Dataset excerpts

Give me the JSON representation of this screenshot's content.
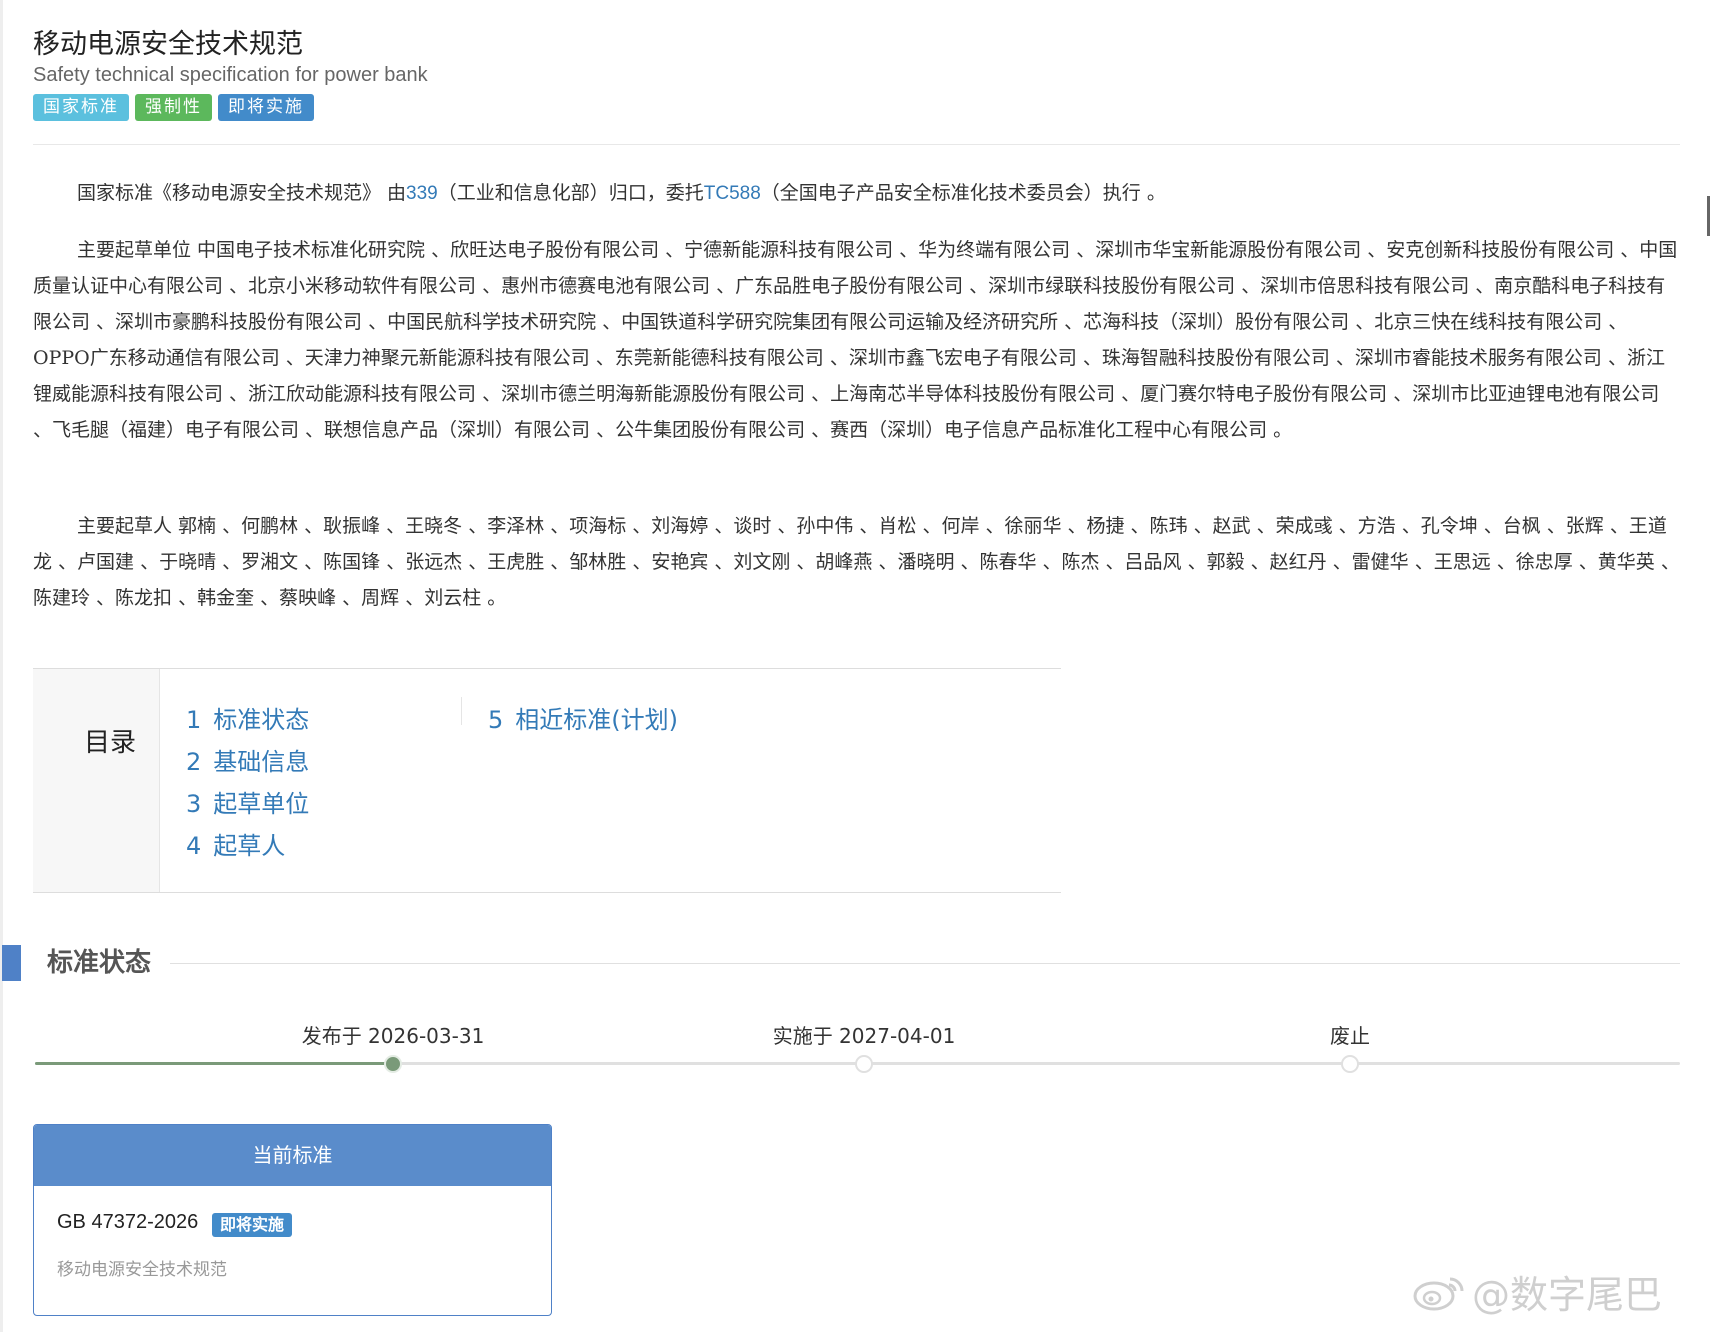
{
  "header": {
    "title": "移动电源安全技术规范",
    "subtitle": "Safety technical specification for power bank",
    "badges": [
      "国家标准",
      "强制性",
      "即将实施"
    ]
  },
  "intro": {
    "prefix": "国家标准《移动电源安全技术规范》 由",
    "dept_code": "339",
    "dept_mid": "（工业和信息化部）归口，委托",
    "tc_code": "TC588",
    "tc_suffix": "（全国电子产品安全标准化技术委员会）执行 。"
  },
  "drafting_units": "主要起草单位 中国电子技术标准化研究院 、欣旺达电子股份有限公司 、宁德新能源科技有限公司 、华为终端有限公司 、深圳市华宝新能源股份有限公司 、安克创新科技股份有限公司 、中国质量认证中心有限公司 、北京小米移动软件有限公司 、惠州市德赛电池有限公司 、广东品胜电子股份有限公司 、深圳市绿联科技股份有限公司 、深圳市倍思科技有限公司 、南京酷科电子科技有限公司 、深圳市豪鹏科技股份有限公司 、中国民航科学技术研究院 、中国铁道科学研究院集团有限公司运输及经济研究所 、芯海科技（深圳）股份有限公司 、北京三快在线科技有限公司 、OPPO广东移动通信有限公司 、天津力神聚元新能源科技有限公司 、东莞新能德科技有限公司 、深圳市鑫飞宏电子有限公司 、珠海智融科技股份有限公司 、深圳市睿能技术服务有限公司 、浙江锂威能源科技有限公司 、浙江欣动能源科技有限公司 、深圳市德兰明海新能源股份有限公司 、上海南芯半导体科技股份有限公司 、厦门赛尔特电子股份有限公司 、深圳市比亚迪锂电池有限公司 、飞毛腿（福建）电子有限公司 、联想信息产品（深圳）有限公司 、公牛集团股份有限公司 、赛西（深圳）电子信息产品标准化工程中心有限公司 。",
  "drafters": "主要起草人 郭楠 、何鹏林 、耿振峰 、王晓冬 、李泽林 、项海标 、刘海婷 、谈时 、孙中伟 、肖松 、何岸 、徐丽华 、杨捷 、陈玮 、赵武 、荣成彧 、方浩 、孔令坤 、台枫 、张辉 、王道龙 、卢国建 、于晓晴 、罗湘文 、陈国锋 、张远杰 、王虎胜 、邹林胜 、安艳宾 、刘文刚 、胡峰燕 、潘晓明 、陈春华 、陈杰 、吕品风 、郭毅 、赵红丹 、雷健华 、王思远 、徐忠厚 、黄华英 、陈建玲 、陈龙扣 、韩金奎 、蔡映峰 、周辉 、刘云柱 。",
  "toc": {
    "label": "目录",
    "items": [
      {
        "num": "1",
        "label": "标准状态"
      },
      {
        "num": "2",
        "label": "基础信息"
      },
      {
        "num": "3",
        "label": "起草单位"
      },
      {
        "num": "4",
        "label": "起草人"
      },
      {
        "num": "5",
        "label": "相近标准(计划)"
      }
    ]
  },
  "status_section": {
    "title": "标准状态",
    "timeline": [
      {
        "label": "发布于 2026-03-31",
        "reached": true
      },
      {
        "label": "实施于 2027-04-01",
        "reached": false
      },
      {
        "label": "废止",
        "reached": false
      }
    ]
  },
  "current_standard": {
    "header": "当前标准",
    "code": "GB 47372-2026",
    "badge": "即将实施",
    "name": "移动电源安全技术规范"
  },
  "watermark": {
    "icon": "weibo-icon",
    "text": "@数字尾巴"
  }
}
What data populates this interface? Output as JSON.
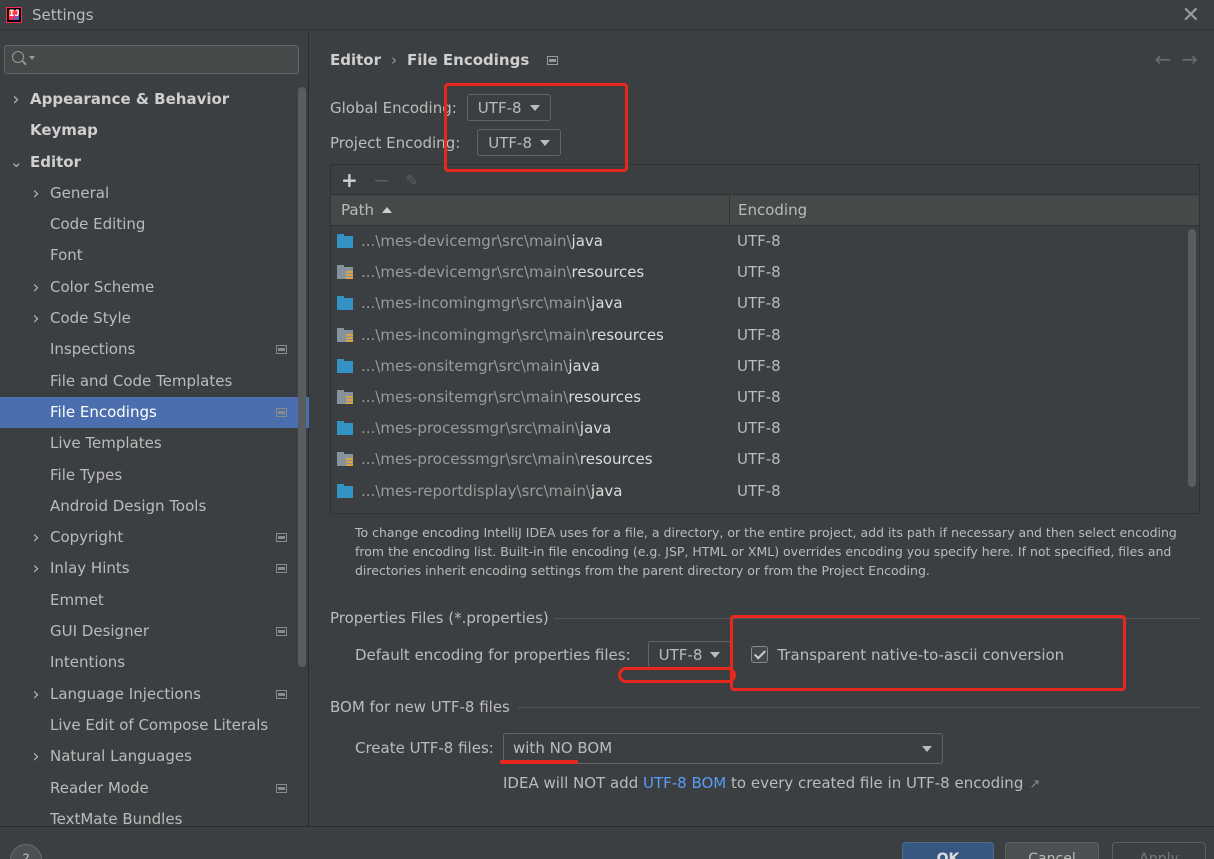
{
  "window": {
    "title": "Settings",
    "icon": "intellij-logo-icon"
  },
  "search": {
    "placeholder": "",
    "value": ""
  },
  "sidebar": {
    "items": [
      {
        "label": "Appearance & Behavior",
        "level": 0,
        "expandable": true,
        "expanded": false,
        "bold": true
      },
      {
        "label": "Keymap",
        "level": 0,
        "expandable": false,
        "bold": true
      },
      {
        "label": "Editor",
        "level": 0,
        "expandable": true,
        "expanded": true,
        "bold": true
      },
      {
        "label": "General",
        "level": 1,
        "expandable": true
      },
      {
        "label": "Code Editing",
        "level": 1
      },
      {
        "label": "Font",
        "level": 1
      },
      {
        "label": "Color Scheme",
        "level": 1,
        "expandable": true
      },
      {
        "label": "Code Style",
        "level": 1,
        "expandable": true
      },
      {
        "label": "Inspections",
        "level": 1,
        "project": true
      },
      {
        "label": "File and Code Templates",
        "level": 1
      },
      {
        "label": "File Encodings",
        "level": 1,
        "project": true,
        "selected": true
      },
      {
        "label": "Live Templates",
        "level": 1
      },
      {
        "label": "File Types",
        "level": 1
      },
      {
        "label": "Android Design Tools",
        "level": 1
      },
      {
        "label": "Copyright",
        "level": 1,
        "expandable": true,
        "project": true
      },
      {
        "label": "Inlay Hints",
        "level": 1,
        "expandable": true,
        "project": true
      },
      {
        "label": "Emmet",
        "level": 1
      },
      {
        "label": "GUI Designer",
        "level": 1,
        "project": true
      },
      {
        "label": "Intentions",
        "level": 1
      },
      {
        "label": "Language Injections",
        "level": 1,
        "expandable": true,
        "project": true
      },
      {
        "label": "Live Edit of Compose Literals",
        "level": 1
      },
      {
        "label": "Natural Languages",
        "level": 1,
        "expandable": true
      },
      {
        "label": "Reader Mode",
        "level": 1,
        "project": true
      },
      {
        "label": "TextMate Bundles",
        "level": 1
      }
    ]
  },
  "breadcrumb": {
    "parent": "Editor",
    "separator": "›",
    "current": "File Encodings"
  },
  "global_encoding": {
    "label": "Global Encoding:",
    "value": "UTF-8"
  },
  "project_encoding": {
    "label": "Project Encoding:",
    "value": "UTF-8"
  },
  "table": {
    "toolbar": {
      "add": "+",
      "remove": "−",
      "edit": "✎"
    },
    "columns": {
      "path": "Path",
      "encoding": "Encoding"
    },
    "rows": [
      {
        "icon": "java",
        "prefix": "...\\mes-devicemgr\\src\\main\\",
        "leaf": "java",
        "encoding": "UTF-8"
      },
      {
        "icon": "resources",
        "prefix": "...\\mes-devicemgr\\src\\main\\",
        "leaf": "resources",
        "encoding": "UTF-8"
      },
      {
        "icon": "java",
        "prefix": "...\\mes-incomingmgr\\src\\main\\",
        "leaf": "java",
        "encoding": "UTF-8"
      },
      {
        "icon": "resources",
        "prefix": "...\\mes-incomingmgr\\src\\main\\",
        "leaf": "resources",
        "encoding": "UTF-8"
      },
      {
        "icon": "java",
        "prefix": "...\\mes-onsitemgr\\src\\main\\",
        "leaf": "java",
        "encoding": "UTF-8"
      },
      {
        "icon": "resources",
        "prefix": "...\\mes-onsitemgr\\src\\main\\",
        "leaf": "resources",
        "encoding": "UTF-8"
      },
      {
        "icon": "java",
        "prefix": "...\\mes-processmgr\\src\\main\\",
        "leaf": "java",
        "encoding": "UTF-8"
      },
      {
        "icon": "resources",
        "prefix": "...\\mes-processmgr\\src\\main\\",
        "leaf": "resources",
        "encoding": "UTF-8"
      },
      {
        "icon": "java",
        "prefix": "...\\mes-reportdisplay\\src\\main\\",
        "leaf": "java",
        "encoding": "UTF-8"
      }
    ]
  },
  "help_text": "To change encoding IntelliJ IDEA uses for a file, a directory, or the entire project, add its path if necessary and then select encoding from the encoding list. Built-in file encoding (e.g. JSP, HTML or XML) overrides encoding you specify here. If not specified, files and directories inherit encoding settings from the parent directory or from the Project Encoding.",
  "properties": {
    "section_title": "Properties Files (*.properties)",
    "default_label": "Default encoding for properties files:",
    "default_value": "UTF-8",
    "transparent_label": "Transparent native-to-ascii conversion",
    "transparent_checked": true
  },
  "bom": {
    "section_title": "BOM for new UTF-8 files",
    "create_label": "Create UTF-8 files:",
    "create_value": "with NO BOM",
    "note_before": "IDEA will NOT add ",
    "note_link": "UTF-8 BOM",
    "note_after": " to every created file in UTF-8 encoding"
  },
  "footer": {
    "help": "?",
    "ok": "OK",
    "cancel": "Cancel",
    "apply": "Apply"
  },
  "colors": {
    "background": "#3c3f41",
    "selection": "#4b6eaf",
    "annotation_red": "#e8281f",
    "link": "#589df6",
    "ok_button": "#365880"
  }
}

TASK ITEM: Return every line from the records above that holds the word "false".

OUTPUT OF THE TASK:
        "reached": false
        "reached": false
        "expanded": false,
        "expandable": false,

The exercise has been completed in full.